What the task asks> The data below is to be returned in full and exactly.

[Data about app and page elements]
□ □ □ □

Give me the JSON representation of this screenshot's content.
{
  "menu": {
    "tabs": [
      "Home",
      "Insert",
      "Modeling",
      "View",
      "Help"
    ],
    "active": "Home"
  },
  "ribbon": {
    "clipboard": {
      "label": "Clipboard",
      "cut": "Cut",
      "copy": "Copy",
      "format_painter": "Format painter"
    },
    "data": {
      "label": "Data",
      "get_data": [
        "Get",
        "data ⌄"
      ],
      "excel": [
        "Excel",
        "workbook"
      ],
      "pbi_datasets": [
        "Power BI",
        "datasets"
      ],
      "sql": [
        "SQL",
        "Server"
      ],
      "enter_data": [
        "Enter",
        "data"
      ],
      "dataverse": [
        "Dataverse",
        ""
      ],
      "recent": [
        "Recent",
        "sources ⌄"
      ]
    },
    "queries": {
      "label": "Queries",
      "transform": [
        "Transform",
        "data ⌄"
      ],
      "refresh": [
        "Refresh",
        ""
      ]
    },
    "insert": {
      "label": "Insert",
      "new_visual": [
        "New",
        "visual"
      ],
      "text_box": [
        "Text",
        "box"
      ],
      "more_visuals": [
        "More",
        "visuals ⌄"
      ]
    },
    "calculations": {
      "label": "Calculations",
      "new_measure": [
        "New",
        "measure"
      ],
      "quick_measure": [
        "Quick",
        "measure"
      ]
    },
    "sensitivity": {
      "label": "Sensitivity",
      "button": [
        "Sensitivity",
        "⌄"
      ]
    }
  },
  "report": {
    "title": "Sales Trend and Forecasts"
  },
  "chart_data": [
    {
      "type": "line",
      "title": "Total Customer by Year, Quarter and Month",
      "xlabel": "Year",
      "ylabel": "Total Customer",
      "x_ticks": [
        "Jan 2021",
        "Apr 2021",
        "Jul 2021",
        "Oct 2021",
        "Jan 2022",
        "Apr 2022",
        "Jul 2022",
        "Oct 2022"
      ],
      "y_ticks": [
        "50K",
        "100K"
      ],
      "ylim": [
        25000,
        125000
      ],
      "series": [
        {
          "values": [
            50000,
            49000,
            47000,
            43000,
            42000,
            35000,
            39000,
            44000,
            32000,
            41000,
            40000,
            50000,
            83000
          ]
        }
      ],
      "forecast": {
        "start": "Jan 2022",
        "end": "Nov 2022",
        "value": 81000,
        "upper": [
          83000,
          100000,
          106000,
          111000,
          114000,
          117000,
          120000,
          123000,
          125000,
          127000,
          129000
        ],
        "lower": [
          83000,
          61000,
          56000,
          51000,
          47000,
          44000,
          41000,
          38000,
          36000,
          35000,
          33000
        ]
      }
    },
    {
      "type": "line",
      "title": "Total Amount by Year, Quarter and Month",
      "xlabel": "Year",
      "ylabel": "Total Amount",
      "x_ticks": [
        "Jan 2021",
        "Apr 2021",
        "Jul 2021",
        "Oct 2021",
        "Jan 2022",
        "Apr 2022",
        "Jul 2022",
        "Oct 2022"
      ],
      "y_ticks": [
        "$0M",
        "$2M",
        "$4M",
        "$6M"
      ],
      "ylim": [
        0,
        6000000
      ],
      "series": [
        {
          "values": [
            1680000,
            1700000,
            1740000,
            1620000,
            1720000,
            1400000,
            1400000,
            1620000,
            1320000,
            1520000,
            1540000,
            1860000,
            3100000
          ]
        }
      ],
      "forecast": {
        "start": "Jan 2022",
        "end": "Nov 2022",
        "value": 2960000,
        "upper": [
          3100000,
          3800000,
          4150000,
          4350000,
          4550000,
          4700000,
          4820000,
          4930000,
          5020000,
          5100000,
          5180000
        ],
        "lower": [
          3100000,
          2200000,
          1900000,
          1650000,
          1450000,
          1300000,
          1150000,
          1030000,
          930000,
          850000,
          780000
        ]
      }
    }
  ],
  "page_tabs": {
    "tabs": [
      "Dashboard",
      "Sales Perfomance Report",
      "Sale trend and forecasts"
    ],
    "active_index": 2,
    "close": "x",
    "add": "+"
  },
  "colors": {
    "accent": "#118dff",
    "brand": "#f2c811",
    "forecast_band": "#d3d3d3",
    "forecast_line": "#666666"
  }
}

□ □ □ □

Answer section>
Give me the JSON representation of this screenshot's content.
{
  "menu": {
    "tabs": [
      "Home",
      "Insert",
      "Modeling",
      "View",
      "Help"
    ],
    "active": "Home"
  },
  "ribbon": {
    "clipboard": {
      "label": "Clipboard",
      "cut": "Cut",
      "copy": "Copy",
      "format_painter": "Format painter"
    },
    "data": {
      "label": "Data",
      "get_data": [
        "Get",
        "data ⌄"
      ],
      "excel": [
        "Excel",
        "workbook"
      ],
      "pbi_datasets": [
        "Power BI",
        "datasets"
      ],
      "sql": [
        "SQL",
        "Server"
      ],
      "enter_data": [
        "Enter",
        "data"
      ],
      "dataverse": [
        "Dataverse",
        ""
      ],
      "recent": [
        "Recent",
        "sources ⌄"
      ]
    },
    "queries": {
      "label": "Queries",
      "transform": [
        "Transform",
        "data ⌄"
      ],
      "refresh": [
        "Refresh",
        ""
      ]
    },
    "insert": {
      "label": "Insert",
      "new_visual": [
        "New",
        "visual"
      ],
      "text_box": [
        "Text",
        "box"
      ],
      "more_visuals": [
        "More",
        "visuals ⌄"
      ]
    },
    "calculations": {
      "label": "Calculations",
      "new_measure": [
        "New",
        "measure"
      ],
      "quick_measure": [
        "Quick",
        "measure"
      ]
    },
    "sensitivity": {
      "label": "Sensitivity",
      "button": [
        "Sensitivity",
        "⌄"
      ]
    }
  },
  "report": {
    "title": "Sales Trend and Forecasts"
  },
  "chart_data": [
    {
      "type": "line",
      "title": "Total Customer by Year, Quarter and Month",
      "xlabel": "Year",
      "ylabel": "Total Customer",
      "x_ticks": [
        "Jan 2021",
        "Apr 2021",
        "Jul 2021",
        "Oct 2021",
        "Jan 2022",
        "Apr 2022",
        "Jul 2022",
        "Oct 2022"
      ],
      "y_ticks": [
        "50K",
        "100K"
      ],
      "ylim": [
        25000,
        125000
      ],
      "series": [
        {
          "values": [
            50000,
            49000,
            47000,
            43000,
            42000,
            35000,
            39000,
            44000,
            32000,
            41000,
            40000,
            50000,
            83000
          ]
        }
      ],
      "forecast": {
        "start": "Jan 2022",
        "end": "Nov 2022",
        "value": 81000,
        "upper": [
          83000,
          100000,
          106000,
          111000,
          114000,
          117000,
          120000,
          123000,
          125000,
          127000,
          129000
        ],
        "lower": [
          83000,
          61000,
          56000,
          51000,
          47000,
          44000,
          41000,
          38000,
          36000,
          35000,
          33000
        ]
      }
    },
    {
      "type": "line",
      "title": "Total Amount by Year, Quarter and Month",
      "xlabel": "Year",
      "ylabel": "Total Amount",
      "x_ticks": [
        "Jan 2021",
        "Apr 2021",
        "Jul 2021",
        "Oct 2021",
        "Jan 2022",
        "Apr 2022",
        "Jul 2022",
        "Oct 2022"
      ],
      "y_ticks": [
        "$0M",
        "$2M",
        "$4M",
        "$6M"
      ],
      "ylim": [
        0,
        6000000
      ],
      "series": [
        {
          "values": [
            1680000,
            1700000,
            1740000,
            1620000,
            1720000,
            1400000,
            1400000,
            1620000,
            1320000,
            1520000,
            1540000,
            1860000,
            3100000
          ]
        }
      ],
      "forecast": {
        "start": "Jan 2022",
        "end": "Nov 2022",
        "value": 2960000,
        "upper": [
          3100000,
          3800000,
          4150000,
          4350000,
          4550000,
          4700000,
          4820000,
          4930000,
          5020000,
          5100000,
          5180000
        ],
        "lower": [
          3100000,
          2200000,
          1900000,
          1650000,
          1450000,
          1300000,
          1150000,
          1030000,
          930000,
          850000,
          780000
        ]
      }
    }
  ],
  "page_tabs": {
    "tabs": [
      "Dashboard",
      "Sales Perfomance Report",
      "Sale trend and forecasts"
    ],
    "active_index": 2,
    "close": "x",
    "add": "+"
  },
  "colors": {
    "accent": "#118dff",
    "brand": "#f2c811",
    "forecast_band": "#d3d3d3",
    "forecast_line": "#666666"
  }
}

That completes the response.